This program is eclectic in approach, reverse-inclusion, and may be suitable for a child with developmental delay or mild autism. It is usually a half day program although some children with autism do receive full day programming based on their IEP.

Multiple Intense Needs Classes (MINC Program)

Toddlers, preschoolers, and kindergarten children who have moderate to severe delays in cognition, social interaction, communication, and behavior may receive services through Multiple Intense Needs Classes (MINC). These classes are located in Regional Early Childhood Centers throughout Howard County. Approximately four to five children with disabilities and four to five typically developing children are included in each class. Staff members use an incidental teaching approach that incorporates principles of applied behavior analysis (ABA) to help children develop skills. Instruction is embedded in identified routines and activities to provide multiple opportunities for the children to practice skills. Other instructional strategies may be selected based on the developmental level of the child; the child”s learning style, strengths, and needs; and the skill or task to be learned. Family Intervention Specialists provide intensive training to families in implementing instructional and behavioral support plans.

These classes were originally designed for children with autism, although some other children with disabilities may be included. They are typically 20 hours per week for children under 3 and 30 hours a week for children 3-5, and based on Gail McGee’s work with the Walden Program at Emory University. McGee has consulted with the school system on the MINC program.

The MINC-EL (Early Learner)

The MINC-EL program is designed for children who present with severe delays in functional communication, engagement, and social interaction. It provides a 1:1 staff-to-child with IEP ratio, intensive support from the autism and related disorders specialist, Shannon Barrett, and a high rate of systematically designed opportunities for the child to initiate and respond to motivating conditions. Specific services and placement are based on IEP goals and accommodations and modifications needed for the child to access curriculum. The MINC-EL program is currently housed at six elementary schools with Regional Early Childhood Centers.

Home Based Programming

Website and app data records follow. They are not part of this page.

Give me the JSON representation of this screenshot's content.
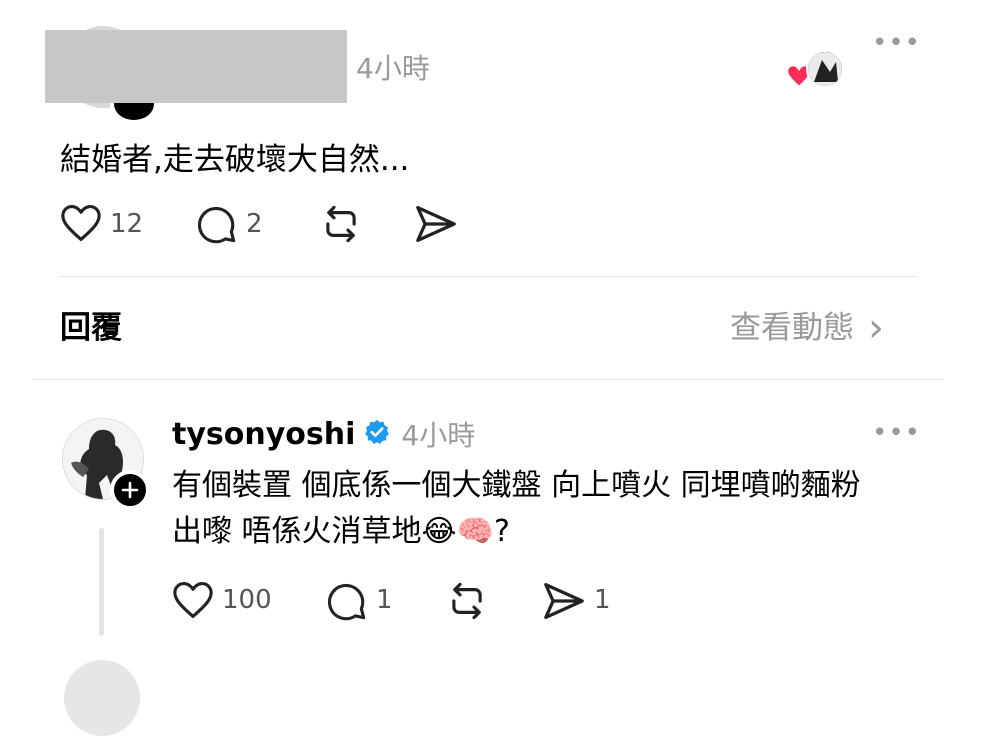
{
  "colors": {
    "redaction": "#c7c7c7",
    "muted_text": "#9a9a9a",
    "divider": "#e3e3e3",
    "verified_blue": "#1d9bf0",
    "heart_red": "#ff2d55"
  },
  "original_post": {
    "time": "4小時",
    "text": "結婚者,走去破壞大自然...",
    "likes": "12",
    "replies": "2",
    "more": "•••"
  },
  "replies_header": {
    "title": "回覆",
    "view_activity": "查看動態",
    "chevron": "›"
  },
  "reply": {
    "username": "tysonyoshi",
    "time": "4小時",
    "more": "•••",
    "line1": "有個裝置 個底係一個大鐵盤 向上噴火 同埋噴啲麵粉",
    "line2_text": "出嚟 唔係火消草地",
    "emoji1": "😂",
    "emoji2": "🧠",
    "line2_end": "?",
    "likes": "100",
    "replies": "1",
    "shares": "1"
  },
  "icons": {
    "like": "heart-outline-icon",
    "comment": "speech-bubble-icon",
    "repost": "repost-icon",
    "share": "send-icon",
    "verified": "verified-badge-icon",
    "follow": "plus-follow-icon"
  }
}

Howard County also contracts on a very limited basis with non-public schools to assist families in doing home-based discrete trial programs for their children with autism. Additionally the autism specialist may work with families to design a home based behavioral intervention program. The interventions focus on building language, social, academic, and self-help/daily living skills. Parents should note that the IEP or IFSP team must agree that none of Howard County’s existing programs can meet the needs of a child before a non-public placement is recommended

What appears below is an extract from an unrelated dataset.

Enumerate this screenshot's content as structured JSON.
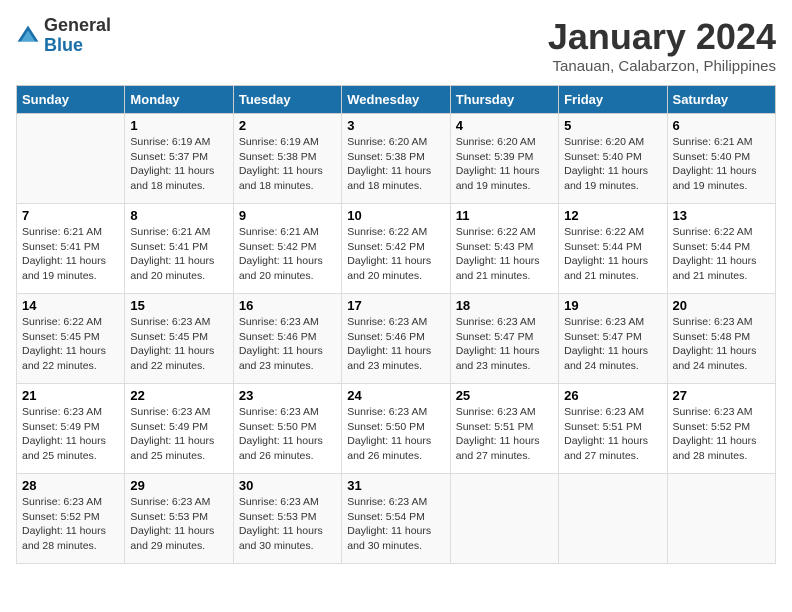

In Home ABA/VB Collaborative Funding Pilot

In order to support intensive early intervention programs for young children (birth through age five) that have autism or related disorders, the Howard County Public School System (HCPSS), Department of Special Education/Early Intervention Services, has developed a pilot program to provide limited reimbursement to families who have developed supplemental in-home Applied Behavioral Analysis (ABA) programs for their children.

Historical Documents Relating to Early Intervention in Howard County

Almost since its inception, Howard County Autism Society (HCAS) has been working to ensure that young children with autism in Howard County receive quality intense early intervention services. Through HCAS advocacy, in 1998 HCPSS began offering full-day programming through the MINC and CSAAC programs. In 2003, access to CSAAC programming was severely curtailed by policy and other changes and HCAS began to advocate for a new in-house option to replace the discrete trial (ABA) programming that had been offered through CSAAC. HCAS has since worked in partnership with HCPSS to develop a verbal behavior program set to begin in January 2005. The following documents are a partial record of HCAS”s efforts.